Breath of the Wild also has issues on the technical end. Its art style and character design are among the best I’ve seen in the series, but there’s no denying that the framerate takes a big hit from time to time. This is most evident in areas like dense forests and populated towns. Things usually move along at a decent clip, but you’re bound to notice the game chugging if you take a stroll through Kakariko Village during a rainstorm. That said, I never felt like it interfered with combat or platforming scenarios at any point.
This can be either the shortest or—more likely—the longest Zelda game depending on how you play it. You can go for a novelty speed run and charge Ganon right out of the gate. You can put a couple of dozen hours into the adventure, beat two or three dungeons, and decide you’re ready to take on the endgame. Or you could do what I did, which is spend almost 100 hours exploring the map and enhancing Link’s gear, health, and stamina before you’re ready to see the credits.
You decide when it’s time to end the game. It’s a great feeling, and I loved having such a defined goal throughout (“Defeat Ganon” is the first quest given to you). I wanted to be as powerful as possible in preparation for the climactic battle. When the time came, I felt like I was in an action movie “gearing-up” montage as I purchased bundles of every type of arrow, optimized my weapon inventory, put on my highest-rated gear, and cooked plenty of hearty meals. With at least 30 well-salted meat dinners lining the pockets of my fanciest armor, I breached the perimeter of Hyrule Castle and prepared to take on Ganon.

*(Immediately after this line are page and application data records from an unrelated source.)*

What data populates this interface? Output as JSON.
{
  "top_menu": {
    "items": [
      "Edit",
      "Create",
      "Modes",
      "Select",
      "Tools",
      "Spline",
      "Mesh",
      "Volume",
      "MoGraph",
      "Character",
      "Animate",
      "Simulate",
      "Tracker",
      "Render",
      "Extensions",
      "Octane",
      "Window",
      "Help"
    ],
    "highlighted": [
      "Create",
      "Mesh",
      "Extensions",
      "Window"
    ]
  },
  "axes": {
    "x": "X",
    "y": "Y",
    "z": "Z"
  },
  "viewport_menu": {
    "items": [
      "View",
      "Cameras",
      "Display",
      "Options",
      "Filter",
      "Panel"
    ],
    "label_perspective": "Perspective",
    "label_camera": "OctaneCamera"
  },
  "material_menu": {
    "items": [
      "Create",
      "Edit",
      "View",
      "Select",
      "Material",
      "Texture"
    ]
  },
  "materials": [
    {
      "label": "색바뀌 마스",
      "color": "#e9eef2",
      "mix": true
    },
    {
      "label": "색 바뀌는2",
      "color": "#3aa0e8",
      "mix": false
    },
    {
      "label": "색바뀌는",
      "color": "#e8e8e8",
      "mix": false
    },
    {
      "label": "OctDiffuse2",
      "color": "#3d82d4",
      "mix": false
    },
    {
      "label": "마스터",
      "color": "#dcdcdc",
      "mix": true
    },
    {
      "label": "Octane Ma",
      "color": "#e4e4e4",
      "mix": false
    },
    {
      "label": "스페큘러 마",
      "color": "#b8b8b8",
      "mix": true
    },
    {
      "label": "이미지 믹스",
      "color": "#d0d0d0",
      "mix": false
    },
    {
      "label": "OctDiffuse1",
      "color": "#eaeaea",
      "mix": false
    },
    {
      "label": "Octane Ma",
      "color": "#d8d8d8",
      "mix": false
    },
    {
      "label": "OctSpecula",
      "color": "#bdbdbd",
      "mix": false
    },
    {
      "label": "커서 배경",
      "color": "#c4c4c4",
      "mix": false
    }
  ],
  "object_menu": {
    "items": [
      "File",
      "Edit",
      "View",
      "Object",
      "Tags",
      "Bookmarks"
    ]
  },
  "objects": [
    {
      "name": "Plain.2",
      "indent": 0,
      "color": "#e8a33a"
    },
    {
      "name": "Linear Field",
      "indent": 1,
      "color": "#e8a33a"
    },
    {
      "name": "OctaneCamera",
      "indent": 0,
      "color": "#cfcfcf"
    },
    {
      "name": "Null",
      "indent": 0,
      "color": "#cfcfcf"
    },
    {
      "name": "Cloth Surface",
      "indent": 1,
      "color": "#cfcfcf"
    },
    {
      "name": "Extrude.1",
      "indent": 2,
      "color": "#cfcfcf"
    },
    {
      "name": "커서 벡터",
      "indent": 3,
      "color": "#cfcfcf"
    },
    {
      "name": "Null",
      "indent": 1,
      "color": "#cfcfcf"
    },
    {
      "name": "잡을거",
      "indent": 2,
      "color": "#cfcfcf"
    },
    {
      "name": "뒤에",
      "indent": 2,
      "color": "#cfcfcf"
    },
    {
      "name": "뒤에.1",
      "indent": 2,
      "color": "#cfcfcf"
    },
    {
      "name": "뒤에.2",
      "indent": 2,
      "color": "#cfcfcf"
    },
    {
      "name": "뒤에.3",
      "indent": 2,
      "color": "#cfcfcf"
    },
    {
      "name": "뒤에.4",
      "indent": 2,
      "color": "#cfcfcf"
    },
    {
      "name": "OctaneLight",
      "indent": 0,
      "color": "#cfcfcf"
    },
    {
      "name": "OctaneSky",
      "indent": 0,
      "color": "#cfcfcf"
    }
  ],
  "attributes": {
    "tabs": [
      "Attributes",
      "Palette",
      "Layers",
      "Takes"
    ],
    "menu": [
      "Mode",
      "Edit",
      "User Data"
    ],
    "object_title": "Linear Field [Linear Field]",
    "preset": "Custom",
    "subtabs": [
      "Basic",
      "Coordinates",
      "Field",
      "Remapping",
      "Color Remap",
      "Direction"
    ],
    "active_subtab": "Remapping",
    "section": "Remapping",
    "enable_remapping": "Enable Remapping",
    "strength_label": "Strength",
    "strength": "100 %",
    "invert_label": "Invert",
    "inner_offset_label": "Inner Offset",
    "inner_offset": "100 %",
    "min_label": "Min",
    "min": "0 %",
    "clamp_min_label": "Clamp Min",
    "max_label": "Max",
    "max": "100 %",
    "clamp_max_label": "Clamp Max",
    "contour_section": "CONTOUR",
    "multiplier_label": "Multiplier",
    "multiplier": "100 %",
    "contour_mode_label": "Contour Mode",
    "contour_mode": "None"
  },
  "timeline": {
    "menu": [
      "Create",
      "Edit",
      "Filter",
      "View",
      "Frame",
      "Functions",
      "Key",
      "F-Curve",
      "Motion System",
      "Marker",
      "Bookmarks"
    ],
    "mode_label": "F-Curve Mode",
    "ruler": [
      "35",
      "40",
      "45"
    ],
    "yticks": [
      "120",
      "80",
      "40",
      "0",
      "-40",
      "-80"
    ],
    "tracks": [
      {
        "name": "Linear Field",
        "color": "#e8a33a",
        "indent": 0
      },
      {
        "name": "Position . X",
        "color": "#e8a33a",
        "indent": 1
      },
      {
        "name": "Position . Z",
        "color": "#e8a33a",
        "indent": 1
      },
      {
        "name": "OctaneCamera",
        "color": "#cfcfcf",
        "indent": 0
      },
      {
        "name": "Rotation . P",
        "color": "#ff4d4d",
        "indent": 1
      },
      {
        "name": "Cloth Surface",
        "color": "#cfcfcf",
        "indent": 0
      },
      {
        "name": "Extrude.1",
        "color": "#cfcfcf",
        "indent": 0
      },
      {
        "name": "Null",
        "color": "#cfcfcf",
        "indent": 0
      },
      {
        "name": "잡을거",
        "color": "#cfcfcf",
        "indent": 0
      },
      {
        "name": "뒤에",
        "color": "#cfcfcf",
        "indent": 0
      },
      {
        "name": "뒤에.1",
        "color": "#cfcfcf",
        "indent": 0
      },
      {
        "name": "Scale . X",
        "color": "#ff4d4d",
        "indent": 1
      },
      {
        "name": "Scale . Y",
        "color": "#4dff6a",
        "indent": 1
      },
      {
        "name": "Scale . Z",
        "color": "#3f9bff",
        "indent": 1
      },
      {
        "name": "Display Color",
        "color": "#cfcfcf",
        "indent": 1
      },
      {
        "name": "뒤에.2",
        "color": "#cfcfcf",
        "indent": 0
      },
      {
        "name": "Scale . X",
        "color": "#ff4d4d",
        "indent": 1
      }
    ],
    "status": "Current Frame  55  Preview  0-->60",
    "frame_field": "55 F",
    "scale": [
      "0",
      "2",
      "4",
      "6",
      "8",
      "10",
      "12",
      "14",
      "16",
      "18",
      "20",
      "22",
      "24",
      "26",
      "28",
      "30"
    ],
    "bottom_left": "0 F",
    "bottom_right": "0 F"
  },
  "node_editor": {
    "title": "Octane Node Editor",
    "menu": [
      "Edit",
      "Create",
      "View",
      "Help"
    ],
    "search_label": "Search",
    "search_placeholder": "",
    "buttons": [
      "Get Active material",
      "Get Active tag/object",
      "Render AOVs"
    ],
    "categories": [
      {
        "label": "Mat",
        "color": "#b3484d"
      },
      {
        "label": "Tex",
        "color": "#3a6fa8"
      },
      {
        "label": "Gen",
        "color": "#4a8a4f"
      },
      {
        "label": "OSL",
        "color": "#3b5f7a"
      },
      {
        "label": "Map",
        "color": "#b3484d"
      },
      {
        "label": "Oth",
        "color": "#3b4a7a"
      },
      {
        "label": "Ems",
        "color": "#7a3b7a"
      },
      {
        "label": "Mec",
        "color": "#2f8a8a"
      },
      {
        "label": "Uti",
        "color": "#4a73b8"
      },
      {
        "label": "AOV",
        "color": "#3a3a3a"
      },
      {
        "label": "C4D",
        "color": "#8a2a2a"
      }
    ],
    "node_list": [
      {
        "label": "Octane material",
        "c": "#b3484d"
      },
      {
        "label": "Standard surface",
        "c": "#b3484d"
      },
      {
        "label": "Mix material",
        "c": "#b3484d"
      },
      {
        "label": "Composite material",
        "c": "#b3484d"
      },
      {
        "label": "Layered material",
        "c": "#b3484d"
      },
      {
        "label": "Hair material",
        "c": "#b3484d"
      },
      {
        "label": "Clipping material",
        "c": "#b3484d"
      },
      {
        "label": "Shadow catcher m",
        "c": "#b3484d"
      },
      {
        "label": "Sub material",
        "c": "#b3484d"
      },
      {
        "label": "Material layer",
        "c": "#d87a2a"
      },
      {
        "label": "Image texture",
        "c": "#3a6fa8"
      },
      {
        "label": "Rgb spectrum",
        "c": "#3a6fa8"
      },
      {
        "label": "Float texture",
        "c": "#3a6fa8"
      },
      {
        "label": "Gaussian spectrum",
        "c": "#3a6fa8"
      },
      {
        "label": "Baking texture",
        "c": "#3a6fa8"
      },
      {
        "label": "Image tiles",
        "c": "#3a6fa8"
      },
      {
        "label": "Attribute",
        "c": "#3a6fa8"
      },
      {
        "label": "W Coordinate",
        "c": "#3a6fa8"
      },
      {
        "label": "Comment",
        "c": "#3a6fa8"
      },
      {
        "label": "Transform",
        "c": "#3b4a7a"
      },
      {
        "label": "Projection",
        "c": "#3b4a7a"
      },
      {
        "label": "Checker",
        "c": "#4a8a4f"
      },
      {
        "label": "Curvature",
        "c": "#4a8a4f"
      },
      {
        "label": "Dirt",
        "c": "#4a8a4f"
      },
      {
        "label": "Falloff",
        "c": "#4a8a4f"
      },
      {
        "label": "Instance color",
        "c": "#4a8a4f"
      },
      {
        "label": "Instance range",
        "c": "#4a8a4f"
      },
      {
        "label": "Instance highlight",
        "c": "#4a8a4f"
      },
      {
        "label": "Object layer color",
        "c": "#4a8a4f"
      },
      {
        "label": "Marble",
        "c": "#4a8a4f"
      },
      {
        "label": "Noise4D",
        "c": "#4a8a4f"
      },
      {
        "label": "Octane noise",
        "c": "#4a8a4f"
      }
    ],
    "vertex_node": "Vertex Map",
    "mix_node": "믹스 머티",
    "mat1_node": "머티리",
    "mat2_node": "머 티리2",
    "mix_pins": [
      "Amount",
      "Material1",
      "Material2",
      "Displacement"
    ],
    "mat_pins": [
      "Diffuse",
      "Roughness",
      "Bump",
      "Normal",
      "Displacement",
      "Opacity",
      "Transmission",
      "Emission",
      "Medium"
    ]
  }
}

There’s great joy to be found in the big moments like this as well as the myriad little details. I laughed when lightning struck me for the first time, instantly killing Link. I asked the goofy scientist guy in Akkala to introduce himself every time I saw him, because I couldn’t get enough of the little dance and sound effect that accompanied it. I was fascinated with what I found on Eventide Island, and spent over an hour making sure that I performed its unique task perfectly.
Every night, I sat on the couch and played until I genuinely couldn’t stay awake any longer. Every morning, I couldn’t get out of bed and turn on the Switch fast enough. Near the end, I found myself getting sad as I climbed the final towers and saw the map fill in. This Hyrule gave me such a profound sense of discovery, and I never wanted the mysteries to end. Even now, I have no idea of the purpose of numerous things that I saw. Ganon may be dead and I watched the credits roll, but I want to keep jumping back in until I’ve seen everything there is to see.
This sense of wonder is something that I haven’t felt so strongly since I played A Link to the Past when I was seven years old. Ocarina of Time was able to capture some of that same magic in my teenage years. Now that I’m in my thirties, I don’t think that I expected it to be possible for a game to make me feel like that again. I’ve been reviewing video games for twelve years now, and I’m used to describing games in a certain way. “This game controls well. This mechanic is innovative. The graphics are stunning. The skill tree feels limited.” That type of language doesn’t adequately convey how Breath of the Wild made me feel. Nintendo may have changed so many long-standing traditions of the Zelda franchise, but the spirit of discovery is as strong as it’s ever been no matter your age. I didn’t think I’d feel the Zelda magic this strongly ever again, but I couldn't be happier to be proven wrong.
The first HD installment of the Zelda series developed for the Wii U and Nintendo Switch that returns to the open-world design of the original NES title, with a focus on free exploration of a large scale environment as well as dangerous enemies.